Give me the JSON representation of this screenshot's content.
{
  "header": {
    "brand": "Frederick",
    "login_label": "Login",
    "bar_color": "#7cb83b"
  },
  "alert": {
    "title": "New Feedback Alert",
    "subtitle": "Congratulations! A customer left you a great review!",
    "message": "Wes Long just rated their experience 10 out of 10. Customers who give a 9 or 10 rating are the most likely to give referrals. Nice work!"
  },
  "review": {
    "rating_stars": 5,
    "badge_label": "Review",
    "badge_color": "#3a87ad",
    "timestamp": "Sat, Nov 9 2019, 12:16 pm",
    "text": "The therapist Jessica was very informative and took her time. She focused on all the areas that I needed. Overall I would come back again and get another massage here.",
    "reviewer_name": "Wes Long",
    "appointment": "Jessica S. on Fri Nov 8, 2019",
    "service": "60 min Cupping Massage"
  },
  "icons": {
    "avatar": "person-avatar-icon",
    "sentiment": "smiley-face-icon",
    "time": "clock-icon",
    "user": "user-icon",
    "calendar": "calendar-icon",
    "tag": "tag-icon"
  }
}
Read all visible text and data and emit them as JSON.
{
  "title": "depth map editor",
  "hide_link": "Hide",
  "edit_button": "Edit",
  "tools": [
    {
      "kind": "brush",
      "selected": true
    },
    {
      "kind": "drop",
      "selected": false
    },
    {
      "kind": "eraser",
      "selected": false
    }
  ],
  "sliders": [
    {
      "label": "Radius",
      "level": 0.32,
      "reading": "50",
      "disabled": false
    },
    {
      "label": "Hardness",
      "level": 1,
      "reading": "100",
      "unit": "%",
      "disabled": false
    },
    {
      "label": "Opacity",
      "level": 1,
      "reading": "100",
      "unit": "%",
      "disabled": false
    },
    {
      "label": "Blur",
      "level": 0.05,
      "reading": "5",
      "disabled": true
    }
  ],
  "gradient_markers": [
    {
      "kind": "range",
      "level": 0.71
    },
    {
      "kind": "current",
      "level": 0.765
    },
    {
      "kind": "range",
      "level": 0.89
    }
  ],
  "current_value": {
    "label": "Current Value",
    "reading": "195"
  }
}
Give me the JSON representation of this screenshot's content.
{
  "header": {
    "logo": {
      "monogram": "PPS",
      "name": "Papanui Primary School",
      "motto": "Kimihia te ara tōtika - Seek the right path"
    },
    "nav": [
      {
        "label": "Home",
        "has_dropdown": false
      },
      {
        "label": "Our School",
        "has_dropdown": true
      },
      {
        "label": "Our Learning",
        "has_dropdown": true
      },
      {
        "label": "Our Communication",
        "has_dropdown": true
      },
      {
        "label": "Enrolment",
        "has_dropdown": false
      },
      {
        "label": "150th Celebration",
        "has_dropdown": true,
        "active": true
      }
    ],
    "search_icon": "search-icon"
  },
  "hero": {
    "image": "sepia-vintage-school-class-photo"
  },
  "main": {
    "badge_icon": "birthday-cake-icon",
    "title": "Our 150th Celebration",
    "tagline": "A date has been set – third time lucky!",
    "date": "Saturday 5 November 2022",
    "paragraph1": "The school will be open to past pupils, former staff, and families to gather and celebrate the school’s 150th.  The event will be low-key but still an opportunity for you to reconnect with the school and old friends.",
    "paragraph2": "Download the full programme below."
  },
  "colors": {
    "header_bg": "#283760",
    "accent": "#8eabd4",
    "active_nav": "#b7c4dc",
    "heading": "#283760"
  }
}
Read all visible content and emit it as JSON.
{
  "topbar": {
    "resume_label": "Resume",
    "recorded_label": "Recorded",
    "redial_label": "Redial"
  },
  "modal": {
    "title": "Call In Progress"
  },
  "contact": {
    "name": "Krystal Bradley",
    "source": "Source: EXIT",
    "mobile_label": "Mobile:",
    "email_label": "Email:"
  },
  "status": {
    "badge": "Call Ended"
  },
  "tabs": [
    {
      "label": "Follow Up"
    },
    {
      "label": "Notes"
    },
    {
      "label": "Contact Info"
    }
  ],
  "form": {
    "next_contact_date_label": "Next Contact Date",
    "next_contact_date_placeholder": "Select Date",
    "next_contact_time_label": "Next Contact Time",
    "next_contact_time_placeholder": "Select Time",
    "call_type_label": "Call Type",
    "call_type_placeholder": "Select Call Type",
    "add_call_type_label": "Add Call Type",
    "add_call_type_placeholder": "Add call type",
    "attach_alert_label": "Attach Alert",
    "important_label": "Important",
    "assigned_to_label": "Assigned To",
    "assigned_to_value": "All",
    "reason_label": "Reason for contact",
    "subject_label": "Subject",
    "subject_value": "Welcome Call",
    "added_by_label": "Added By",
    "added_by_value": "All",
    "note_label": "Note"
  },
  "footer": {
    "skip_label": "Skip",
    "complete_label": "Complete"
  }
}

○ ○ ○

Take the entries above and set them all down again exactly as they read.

* _Written solution_:
Give me the JSON representation of this screenshot's content.
{
  "header": {
    "brand": "Frederick",
    "login_label": "Login",
    "bar_color": "#7cb83b"
  },
  "alert": {
    "title": "New Feedback Alert",
    "subtitle": "Congratulations! A customer left you a great review!",
    "message": "Wes Long just rated their experience 10 out of 10. Customers who give a 9 or 10 rating are the most likely to give referrals. Nice work!"
  },
  "review": {
    "rating_stars": 5,
    "badge_label": "Review",
    "badge_color": "#3a87ad",
    "timestamp": "Sat, Nov 9 2019, 12:16 pm",
    "text": "The therapist Jessica was very informative and took her time. She focused on all the areas that I needed. Overall I would come back again and get another massage here.",
    "reviewer_name": "Wes Long",
    "appointment": "Jessica S. on Fri Nov 8, 2019",
    "service": "60 min Cupping Massage"
  },
  "icons": {
    "avatar": "person-avatar-icon",
    "sentiment": "smiley-face-icon",
    "time": "clock-icon",
    "user": "user-icon",
    "calendar": "calendar-icon",
    "tag": "tag-icon"
  }
}
Read all visible text and data and emit them as JSON.
{
  "title": "depth map editor",
  "hide_link": "Hide",
  "edit_button": "Edit",
  "tools": [
    {
      "kind": "brush",
      "selected": true
    },
    {
      "kind": "drop",
      "selected": false
    },
    {
      "kind": "eraser",
      "selected": false
    }
  ],
  "sliders": [
    {
      "label": "Radius",
      "level": 0.32,
      "reading": "50",
      "disabled": false
    },
    {
      "label": "Hardness",
      "level": 1,
      "reading": "100",
      "unit": "%",
      "disabled": false
    },
    {
      "label": "Opacity",
      "level": 1,
      "reading": "100",
      "unit": "%",
      "disabled": false
    },
    {
      "label": "Blur",
      "level": 0.05,
      "reading": "5",
      "disabled": true
    }
  ],
  "gradient_markers": [
    {
      "kind": "range",
      "level": 0.71
    },
    {
      "kind": "current",
      "level": 0.765
    },
    {
      "kind": "range",
      "level": 0.89
    }
  ],
  "current_value": {
    "label": "Current Value",
    "reading": "195"
  }
}
Give me the JSON representation of this screenshot's content.
{
  "header": {
    "logo": {
      "monogram": "PPS",
      "name": "Papanui Primary School",
      "motto": "Kimihia te ara tōtika - Seek the right path"
    },
    "nav": [
      {
        "label": "Home",
        "has_dropdown": false
      },
      {
        "label": "Our School",
        "has_dropdown": true
      },
      {
        "label": "Our Learning",
        "has_dropdown": true
      },
      {
        "label": "Our Communication",
        "has_dropdown": true
      },
      {
        "label": "Enrolment",
        "has_dropdown": false
      },
      {
        "label": "150th Celebration",
        "has_dropdown": true,
        "active": true
      }
    ],
    "search_icon": "search-icon"
  },
  "hero": {
    "image": "sepia-vintage-school-class-photo"
  },
  "main": {
    "badge_icon": "birthday-cake-icon",
    "title": "Our 150th Celebration",
    "tagline": "A date has been set – third time lucky!",
    "date": "Saturday 5 November 2022",
    "paragraph1": "The school will be open to past pupils, former staff, and families to gather and celebrate the school’s 150th.  The event will be low-key but still an opportunity for you to reconnect with the school and old friends.",
    "paragraph2": "Download the full programme below."
  },
  "colors": {
    "header_bg": "#283760",
    "accent": "#8eabd4",
    "active_nav": "#b7c4dc",
    "heading": "#283760"
  }
}
Read all visible content and emit it as JSON.
{
  "topbar": {
    "resume_label": "Resume",
    "recorded_label": "Recorded",
    "redial_label": "Redial"
  },
  "modal": {
    "title": "Call In Progress"
  },
  "contact": {
    "name": "Krystal Bradley",
    "source": "Source: EXIT",
    "mobile_label": "Mobile:",
    "email_label": "Email:"
  },
  "status": {
    "badge": "Call Ended"
  },
  "tabs": [
    {
      "label": "Follow Up"
    },
    {
      "label": "Notes"
    },
    {
      "label": "Contact Info"
    }
  ],
  "form": {
    "next_contact_date_label": "Next Contact Date",
    "next_contact_date_placeholder": "Select Date",
    "next_contact_time_label": "Next Contact Time",
    "next_contact_time_placeholder": "Select Time",
    "call_type_label": "Call Type",
    "call_type_placeholder": "Select Call Type",
    "add_call_type_label": "Add Call Type",
    "add_call_type_placeholder": "Add call type",
    "attach_alert_label": "Attach Alert",
    "important_label": "Important",
    "assigned_to_label": "Assigned To",
    "assigned_to_value": "All",
    "reason_label": "Reason for contact",
    "subject_label": "Subject",
    "subject_value": "Welcome Call",
    "added_by_label": "Added By",
    "added_by_value": "All",
    "note_label": "Note"
  },
  "footer": {
    "skip_label": "Skip",
    "complete_label": "Complete"
  }
}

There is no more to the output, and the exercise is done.